When The Going Gets Tough, The Tough Go Boating! by Jeff Varvil
As spring boating season gains momentum throughout United States boaters everywhere are gearing up for some tough battles. High gas and insurance prices combined with high unemployment rates is not a great recipe for a boaters market. Or is it? “That’s just not the case.” Says Rey Carlson, who is the Sales Manager for the Seattle West Marine Store. “People suddenly find they have some time on their hands. They already own a boat and the next logical move is to go out and use it!” That seems to fall in line with many of the surveys this rag writer took over the past week. I talked with Mike Morgan a long time customer at West Marine this weekend and I asked him a few questions about how the economy has affected his boating. “If I need it for my boat I buy it basically.” “Gas prices were higher last year but my time is more valuable to me, it really makes no difference if my gas costs me $35 or $100 to fill up, I can’t run without it!” “Don’t get me wrong I don’t run out and buy things I do not need. But If I need new flares by god I buy new flares.” “West Marine sent me a book with some specials and thats why I am here today!” That seems to fall in line with what most retailers are reporting also.
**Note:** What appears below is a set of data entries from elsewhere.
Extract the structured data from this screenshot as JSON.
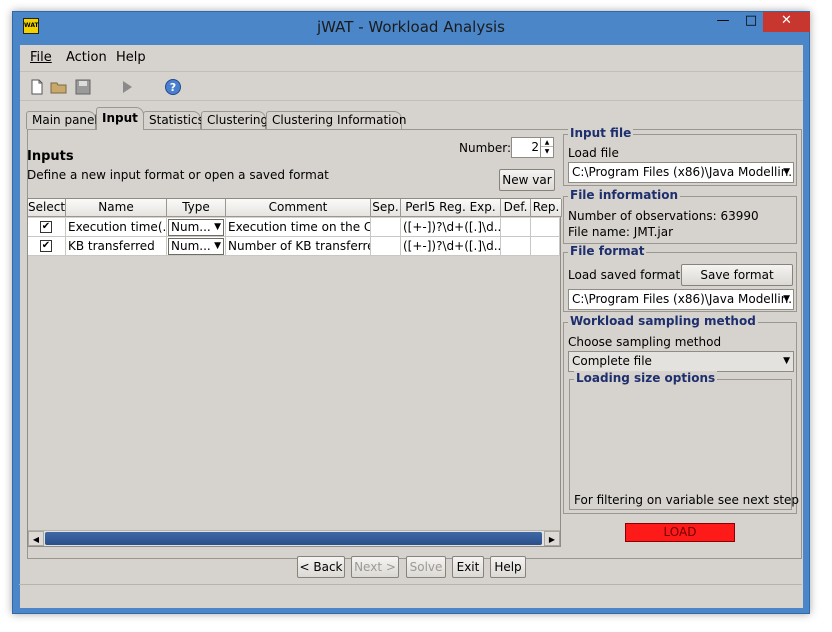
{
  "window": {
    "title": "jWAT - Workload Analysis",
    "icon_text": "WAT"
  },
  "menu": [
    {
      "label": "File",
      "mnemonic": "F"
    },
    {
      "label": "Action",
      "mnemonic": "A"
    },
    {
      "label": "Help",
      "mnemonic": "H"
    }
  ],
  "toolbar": {
    "icons": [
      "new-file-icon",
      "open-folder-icon",
      "save-icon",
      "run-icon",
      "help-icon"
    ]
  },
  "tabs": [
    {
      "label": "Main panel"
    },
    {
      "label": "Input",
      "active": true
    },
    {
      "label": "Statistics"
    },
    {
      "label": "Clustering"
    },
    {
      "label": "Clustering Information"
    }
  ],
  "inputs": {
    "title": "Inputs",
    "description": "Define a new input format or open a saved format",
    "number_label": "Number:",
    "number_value": "2",
    "new_var_label": "New var"
  },
  "table": {
    "headers": [
      "Select",
      "Name",
      "Type",
      "Comment",
      "Sep.",
      "Perl5 Reg. Exp.",
      "Def.",
      "Rep."
    ],
    "rows": [
      {
        "selected": true,
        "name": "Execution time(...",
        "type": "Num...",
        "comment": "Execution time on the CPU",
        "sep": "",
        "regex": "([+-])?\\d+([.]\\d..",
        "def": "",
        "rep": ""
      },
      {
        "selected": true,
        "name": "KB transferred",
        "type": "Num...",
        "comment": "Number of KB transferre...",
        "sep": "",
        "regex": "([+-])?\\d+([.]\\d..",
        "def": "",
        "rep": ""
      }
    ]
  },
  "input_file": {
    "title": "Input file",
    "load_label": "Load file",
    "path": "C:\\Program Files (x86)\\Java Modellin..."
  },
  "file_information": {
    "title": "File information",
    "observations": "Number of observations: 63990",
    "file_name": "File name: JMT.jar"
  },
  "file_format": {
    "title": "File format",
    "load_saved_label": "Load saved format",
    "save_button": "Save format",
    "path": "C:\\Program Files (x86)\\Java Modellin..."
  },
  "sampling": {
    "title": "Workload sampling method",
    "choose_label": "Choose sampling method",
    "selected": "Complete file",
    "loading_title": "Loading size options",
    "filter_note": "For filtering on variable see next step"
  },
  "load_button": "LOAD",
  "bottom_buttons": [
    {
      "label": "< Back",
      "enabled": true
    },
    {
      "label": "Next >",
      "enabled": false
    },
    {
      "label": "Solve",
      "enabled": false
    },
    {
      "label": "Exit",
      "enabled": true
    },
    {
      "label": "Help",
      "enabled": true
    }
  ],
  "colors": {
    "title_bar": "#4a86c8",
    "close_button": "#c7372f",
    "load_button": "#ff1a1a",
    "group_title": "#1e2f6e",
    "scroll_thumb": "#2a4f8a"
  }
}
They are all taking a more aggressive stance on in tight times being proactive instead of reactive. Fisheries supply spokesperson Stacy stoops said “We send our people out to their events. We offer groups such as boating organizations breaks and that helps in times like these.”
I found that many people I spoke with are opting to fix their older boats up instead of buying a new one. “For around $300 in paint you can make a 30 year old boat sparkle like new again and sneak in some family time” says James Crow of Portland. James was one of the casualties of the Pheiser Pharmaceutical layoffs recently. “I was a 15 year employee; they are kind of giving me an extended leave without pay for 3 months and I am taking full advantage of it. My family time is important to me and many of the last few years I have worried more about work than my kids. My boys and I are painting the boat this weekend and then were launching her in the Columbia for some salmon fishing!” God I love that American spirit. The average bottom paint runs anywhere from $130 to $300 a gallon. This is a cheap investment considering the price of a new boat. Or is it?
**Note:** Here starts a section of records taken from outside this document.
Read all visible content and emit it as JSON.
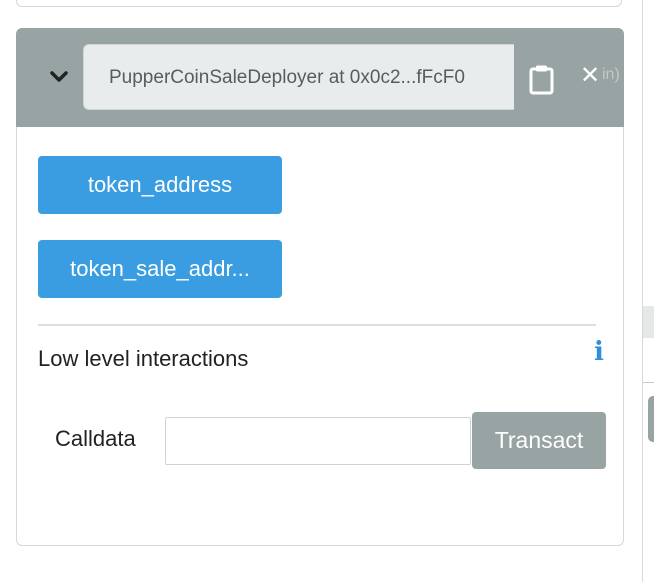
{
  "instance": {
    "label": "PupperCoinSaleDeployer at 0x0c2...fFcF0",
    "tail_text": "in)",
    "icons": {
      "expand": "chevron-down-icon",
      "copy": "clipboard-icon",
      "close": "close-icon"
    },
    "close_glyph": "✕"
  },
  "functions": [
    {
      "label": "token_address"
    },
    {
      "label": "token_sale_addr..."
    }
  ],
  "low_level": {
    "title": "Low level interactions",
    "info_glyph": "i",
    "calldata_label": "Calldata",
    "calldata_value": "",
    "transact_label": "Transact"
  },
  "colors": {
    "header_bg": "#98a3a3",
    "function_button": "#3a9de1",
    "transact_button": "#98a3a3",
    "info_icon": "#2f8fd8"
  }
}
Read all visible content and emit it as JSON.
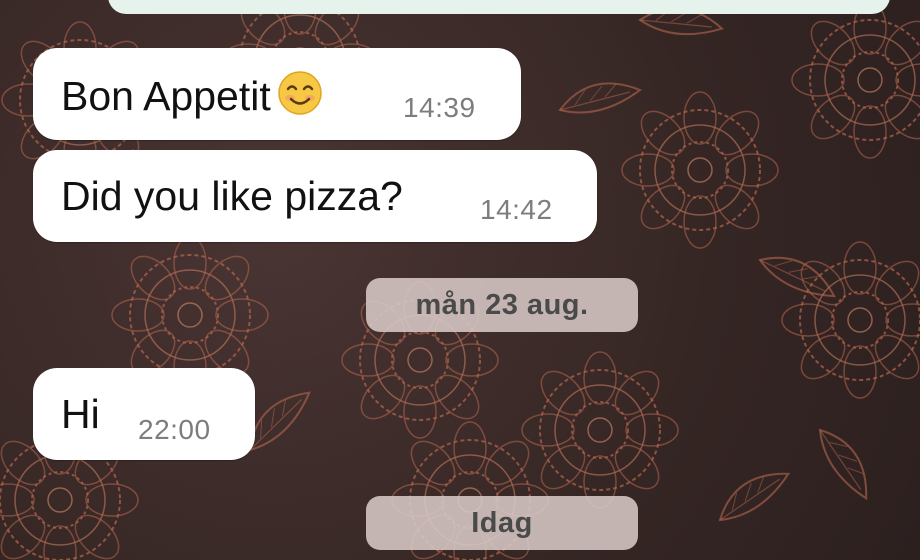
{
  "messages": [
    {
      "text": "Bon Appetit",
      "emoji": "smiling-face-emoji",
      "time": "14:39"
    },
    {
      "text": "Did you like pizza?",
      "time": "14:42"
    },
    {
      "text": "Hi",
      "time": "22:00"
    }
  ],
  "date_separators": [
    "mån 23 aug.",
    "Idag"
  ],
  "colors": {
    "bubble": "#ffffff",
    "timestamp": "#7d7d7d",
    "date_chip_bg": "#d7c8c6",
    "wallpaper": "#352624",
    "wallpaper_lace": "#b5674f",
    "top_bubble": "#e6f3ec"
  }
}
For those of you with some money saved up there is no better time to buy. Mike Kirshenbaum is the operations Manager at Sport Boat Northwest. In his 35 years in the business he said now is the time to buy because he said it is a total buyers market. “The prices on the new boats have come down to where it really drops the prices of the used boats. For instance a 2007 18’ Four Winns that last year sold at $25,000 is this year selling for $14,500.” “People are staying closer to home for sure, but they are also investing in fun for the first time in many years” With a 25 year high unemployment rate nearing 8% here in the Seattle area expect to see more people on the water this year than in the past. With those people staying close to home it actually gives the local economy a boost in items such as grocery sales and gas.
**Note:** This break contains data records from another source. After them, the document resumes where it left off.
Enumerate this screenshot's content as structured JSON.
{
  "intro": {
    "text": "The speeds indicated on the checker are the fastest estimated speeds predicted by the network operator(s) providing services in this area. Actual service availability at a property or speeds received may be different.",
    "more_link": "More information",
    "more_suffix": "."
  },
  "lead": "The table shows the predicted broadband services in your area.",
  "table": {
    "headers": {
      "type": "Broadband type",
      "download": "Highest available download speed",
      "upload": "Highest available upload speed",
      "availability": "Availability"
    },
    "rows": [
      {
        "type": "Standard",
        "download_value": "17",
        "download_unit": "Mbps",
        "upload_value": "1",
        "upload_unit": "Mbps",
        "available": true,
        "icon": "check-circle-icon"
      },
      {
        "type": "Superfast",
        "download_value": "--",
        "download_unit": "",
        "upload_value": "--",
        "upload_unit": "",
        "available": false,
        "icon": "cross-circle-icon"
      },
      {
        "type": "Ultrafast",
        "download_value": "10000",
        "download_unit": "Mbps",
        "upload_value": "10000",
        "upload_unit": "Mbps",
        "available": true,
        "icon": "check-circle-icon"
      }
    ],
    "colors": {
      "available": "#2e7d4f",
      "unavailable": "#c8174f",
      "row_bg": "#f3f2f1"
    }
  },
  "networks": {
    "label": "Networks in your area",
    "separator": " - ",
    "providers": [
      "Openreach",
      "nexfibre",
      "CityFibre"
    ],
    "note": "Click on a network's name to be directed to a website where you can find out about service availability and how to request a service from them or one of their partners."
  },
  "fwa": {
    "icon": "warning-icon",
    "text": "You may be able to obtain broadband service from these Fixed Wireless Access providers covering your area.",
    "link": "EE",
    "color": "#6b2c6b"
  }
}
With so many Lakes and thousands of miles of coast lines Washington, Oregon and Alaska offer family’s near endless opportunity to get the kids away from the Playstations and onto and into the water. My children have grown up in and around the water. I grew up on Lake Superior and some of my fondest memories are of my father, grandfather and a seven year old mental terrorist names Jeff on the water together. As Heraclitus said, “Through Strife all things come into being.” Simply put, when the going gets tough, the tough go boating.
author website: visit | author bio